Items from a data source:
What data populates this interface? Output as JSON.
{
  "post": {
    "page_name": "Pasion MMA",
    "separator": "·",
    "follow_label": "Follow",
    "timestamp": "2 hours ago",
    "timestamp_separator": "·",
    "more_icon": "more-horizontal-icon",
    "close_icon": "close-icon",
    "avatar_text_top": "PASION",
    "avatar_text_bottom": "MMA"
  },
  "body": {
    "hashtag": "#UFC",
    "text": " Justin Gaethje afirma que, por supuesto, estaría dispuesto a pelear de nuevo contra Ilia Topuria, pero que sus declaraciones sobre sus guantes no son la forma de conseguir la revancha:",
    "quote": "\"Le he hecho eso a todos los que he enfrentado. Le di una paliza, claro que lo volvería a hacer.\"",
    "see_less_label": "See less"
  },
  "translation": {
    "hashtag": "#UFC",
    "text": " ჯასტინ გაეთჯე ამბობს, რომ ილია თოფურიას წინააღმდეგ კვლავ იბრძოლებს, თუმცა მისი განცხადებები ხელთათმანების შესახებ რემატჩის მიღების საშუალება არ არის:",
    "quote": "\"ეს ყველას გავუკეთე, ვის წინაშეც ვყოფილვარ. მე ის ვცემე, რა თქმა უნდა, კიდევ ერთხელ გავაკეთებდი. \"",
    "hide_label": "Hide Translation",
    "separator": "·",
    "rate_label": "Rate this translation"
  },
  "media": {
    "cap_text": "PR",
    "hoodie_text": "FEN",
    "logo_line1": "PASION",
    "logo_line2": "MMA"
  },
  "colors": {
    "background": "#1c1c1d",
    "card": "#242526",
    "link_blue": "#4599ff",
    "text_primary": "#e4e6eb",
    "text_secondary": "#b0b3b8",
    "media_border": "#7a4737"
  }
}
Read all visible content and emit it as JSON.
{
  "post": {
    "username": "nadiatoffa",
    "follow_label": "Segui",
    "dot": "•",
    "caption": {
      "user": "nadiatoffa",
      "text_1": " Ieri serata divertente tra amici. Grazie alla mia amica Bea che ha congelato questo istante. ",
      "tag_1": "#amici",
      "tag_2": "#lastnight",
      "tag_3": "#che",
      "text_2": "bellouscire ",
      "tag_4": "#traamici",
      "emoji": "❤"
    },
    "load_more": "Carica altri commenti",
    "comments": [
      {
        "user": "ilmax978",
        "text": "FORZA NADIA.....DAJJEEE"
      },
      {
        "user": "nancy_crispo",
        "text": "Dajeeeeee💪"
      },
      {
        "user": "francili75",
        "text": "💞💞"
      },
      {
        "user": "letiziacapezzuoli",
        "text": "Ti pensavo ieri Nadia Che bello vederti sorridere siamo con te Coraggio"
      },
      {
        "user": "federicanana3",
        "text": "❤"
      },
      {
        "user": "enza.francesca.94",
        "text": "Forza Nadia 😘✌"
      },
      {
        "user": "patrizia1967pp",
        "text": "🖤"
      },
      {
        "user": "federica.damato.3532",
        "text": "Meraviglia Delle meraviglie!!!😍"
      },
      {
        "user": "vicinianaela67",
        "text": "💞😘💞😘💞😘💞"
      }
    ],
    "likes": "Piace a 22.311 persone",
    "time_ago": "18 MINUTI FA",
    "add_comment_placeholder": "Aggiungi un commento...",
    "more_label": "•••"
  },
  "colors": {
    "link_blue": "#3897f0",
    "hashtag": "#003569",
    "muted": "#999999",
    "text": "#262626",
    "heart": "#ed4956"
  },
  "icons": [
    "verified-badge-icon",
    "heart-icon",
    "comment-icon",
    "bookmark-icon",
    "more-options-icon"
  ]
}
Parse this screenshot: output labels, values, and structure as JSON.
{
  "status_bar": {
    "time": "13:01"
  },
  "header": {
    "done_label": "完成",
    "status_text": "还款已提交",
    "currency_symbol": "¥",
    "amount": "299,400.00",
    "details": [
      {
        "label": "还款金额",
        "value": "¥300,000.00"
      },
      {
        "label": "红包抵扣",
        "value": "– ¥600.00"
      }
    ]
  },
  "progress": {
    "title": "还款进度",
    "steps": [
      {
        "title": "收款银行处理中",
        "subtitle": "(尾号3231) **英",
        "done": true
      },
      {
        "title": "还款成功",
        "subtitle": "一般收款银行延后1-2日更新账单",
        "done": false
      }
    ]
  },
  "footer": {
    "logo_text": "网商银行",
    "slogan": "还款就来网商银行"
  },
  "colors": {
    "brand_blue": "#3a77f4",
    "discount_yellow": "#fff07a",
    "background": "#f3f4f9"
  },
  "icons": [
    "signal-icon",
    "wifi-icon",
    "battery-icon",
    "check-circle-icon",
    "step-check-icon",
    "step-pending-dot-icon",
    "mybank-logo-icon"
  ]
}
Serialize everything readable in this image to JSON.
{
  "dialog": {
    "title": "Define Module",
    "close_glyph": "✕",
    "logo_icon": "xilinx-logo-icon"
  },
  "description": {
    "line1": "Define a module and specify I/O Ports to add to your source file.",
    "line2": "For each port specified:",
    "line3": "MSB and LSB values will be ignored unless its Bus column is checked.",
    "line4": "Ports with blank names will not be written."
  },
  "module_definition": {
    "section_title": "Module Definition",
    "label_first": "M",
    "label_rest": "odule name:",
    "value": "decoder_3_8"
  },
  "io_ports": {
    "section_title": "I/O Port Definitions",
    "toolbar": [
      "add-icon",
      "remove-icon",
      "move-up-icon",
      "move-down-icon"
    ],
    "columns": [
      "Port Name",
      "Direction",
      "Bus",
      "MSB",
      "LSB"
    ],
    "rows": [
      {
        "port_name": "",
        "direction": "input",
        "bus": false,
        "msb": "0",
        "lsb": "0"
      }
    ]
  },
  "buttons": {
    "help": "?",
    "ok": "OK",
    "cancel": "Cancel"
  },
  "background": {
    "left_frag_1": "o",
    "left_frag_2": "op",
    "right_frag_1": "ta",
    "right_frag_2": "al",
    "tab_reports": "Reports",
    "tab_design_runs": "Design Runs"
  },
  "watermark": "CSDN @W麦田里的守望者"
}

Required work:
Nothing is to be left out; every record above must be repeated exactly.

Output for this task:
What data populates this interface? Output as JSON.
{
  "post": {
    "page_name": "Pasion MMA",
    "separator": "·",
    "follow_label": "Follow",
    "timestamp": "2 hours ago",
    "timestamp_separator": "·",
    "more_icon": "more-horizontal-icon",
    "close_icon": "close-icon",
    "avatar_text_top": "PASION",
    "avatar_text_bottom": "MMA"
  },
  "body": {
    "hashtag": "#UFC",
    "text": " Justin Gaethje afirma que, por supuesto, estaría dispuesto a pelear de nuevo contra Ilia Topuria, pero que sus declaraciones sobre sus guantes no son la forma de conseguir la revancha:",
    "quote": "\"Le he hecho eso a todos los que he enfrentado. Le di una paliza, claro que lo volvería a hacer.\"",
    "see_less_label": "See less"
  },
  "translation": {
    "hashtag": "#UFC",
    "text": " ჯასტინ გაეთჯე ამბობს, რომ ილია თოფურიას წინააღმდეგ კვლავ იბრძოლებს, თუმცა მისი განცხადებები ხელთათმანების შესახებ რემატჩის მიღების საშუალება არ არის:",
    "quote": "\"ეს ყველას გავუკეთე, ვის წინაშეც ვყოფილვარ. მე ის ვცემე, რა თქმა უნდა, კიდევ ერთხელ გავაკეთებდი. \"",
    "hide_label": "Hide Translation",
    "separator": "·",
    "rate_label": "Rate this translation"
  },
  "media": {
    "cap_text": "PR",
    "hoodie_text": "FEN",
    "logo_line1": "PASION",
    "logo_line2": "MMA"
  },
  "colors": {
    "background": "#1c1c1d",
    "card": "#242526",
    "link_blue": "#4599ff",
    "text_primary": "#e4e6eb",
    "text_secondary": "#b0b3b8",
    "media_border": "#7a4737"
  }
}
Read all visible content and emit it as JSON.
{
  "post": {
    "username": "nadiatoffa",
    "follow_label": "Segui",
    "dot": "•",
    "caption": {
      "user": "nadiatoffa",
      "text_1": " Ieri serata divertente tra amici. Grazie alla mia amica Bea che ha congelato questo istante. ",
      "tag_1": "#amici",
      "tag_2": "#lastnight",
      "tag_3": "#che",
      "text_2": "bellouscire ",
      "tag_4": "#traamici",
      "emoji": "❤"
    },
    "load_more": "Carica altri commenti",
    "comments": [
      {
        "user": "ilmax978",
        "text": "FORZA NADIA.....DAJJEEE"
      },
      {
        "user": "nancy_crispo",
        "text": "Dajeeeeee💪"
      },
      {
        "user": "francili75",
        "text": "💞💞"
      },
      {
        "user": "letiziacapezzuoli",
        "text": "Ti pensavo ieri Nadia Che bello vederti sorridere siamo con te Coraggio"
      },
      {
        "user": "federicanana3",
        "text": "❤"
      },
      {
        "user": "enza.francesca.94",
        "text": "Forza Nadia 😘✌"
      },
      {
        "user": "patrizia1967pp",
        "text": "🖤"
      },
      {
        "user": "federica.damato.3532",
        "text": "Meraviglia Delle meraviglie!!!😍"
      },
      {
        "user": "vicinianaela67",
        "text": "💞😘💞😘💞😘💞"
      }
    ],
    "likes": "Piace a 22.311 persone",
    "time_ago": "18 MINUTI FA",
    "add_comment_placeholder": "Aggiungi un commento...",
    "more_label": "•••"
  },
  "colors": {
    "link_blue": "#3897f0",
    "hashtag": "#003569",
    "muted": "#999999",
    "text": "#262626",
    "heart": "#ed4956"
  },
  "icons": [
    "verified-badge-icon",
    "heart-icon",
    "comment-icon",
    "bookmark-icon",
    "more-options-icon"
  ]
}
Parse this screenshot: output labels, values, and structure as JSON.
{
  "status_bar": {
    "time": "13:01"
  },
  "header": {
    "done_label": "完成",
    "status_text": "还款已提交",
    "currency_symbol": "¥",
    "amount": "299,400.00",
    "details": [
      {
        "label": "还款金额",
        "value": "¥300,000.00"
      },
      {
        "label": "红包抵扣",
        "value": "– ¥600.00"
      }
    ]
  },
  "progress": {
    "title": "还款进度",
    "steps": [
      {
        "title": "收款银行处理中",
        "subtitle": "(尾号3231) **英",
        "done": true
      },
      {
        "title": "还款成功",
        "subtitle": "一般收款银行延后1-2日更新账单",
        "done": false
      }
    ]
  },
  "footer": {
    "logo_text": "网商银行",
    "slogan": "还款就来网商银行"
  },
  "colors": {
    "brand_blue": "#3a77f4",
    "discount_yellow": "#fff07a",
    "background": "#f3f4f9"
  },
  "icons": [
    "signal-icon",
    "wifi-icon",
    "battery-icon",
    "check-circle-icon",
    "step-check-icon",
    "step-pending-dot-icon",
    "mybank-logo-icon"
  ]
}
Serialize everything readable in this image to JSON.
{
  "dialog": {
    "title": "Define Module",
    "close_glyph": "✕",
    "logo_icon": "xilinx-logo-icon"
  },
  "description": {
    "line1": "Define a module and specify I/O Ports to add to your source file.",
    "line2": "For each port specified:",
    "line3": "MSB and LSB values will be ignored unless its Bus column is checked.",
    "line4": "Ports with blank names will not be written."
  },
  "module_definition": {
    "section_title": "Module Definition",
    "label_first": "M",
    "label_rest": "odule name:",
    "value": "decoder_3_8"
  },
  "io_ports": {
    "section_title": "I/O Port Definitions",
    "toolbar": [
      "add-icon",
      "remove-icon",
      "move-up-icon",
      "move-down-icon"
    ],
    "columns": [
      "Port Name",
      "Direction",
      "Bus",
      "MSB",
      "LSB"
    ],
    "rows": [
      {
        "port_name": "",
        "direction": "input",
        "bus": false,
        "msb": "0",
        "lsb": "0"
      }
    ]
  },
  "buttons": {
    "help": "?",
    "ok": "OK",
    "cancel": "Cancel"
  },
  "background": {
    "left_frag_1": "o",
    "left_frag_2": "op",
    "right_frag_1": "ta",
    "right_frag_2": "al",
    "tab_reports": "Reports",
    "tab_design_runs": "Design Runs"
  },
  "watermark": "CSDN @W麦田里的守望者"
}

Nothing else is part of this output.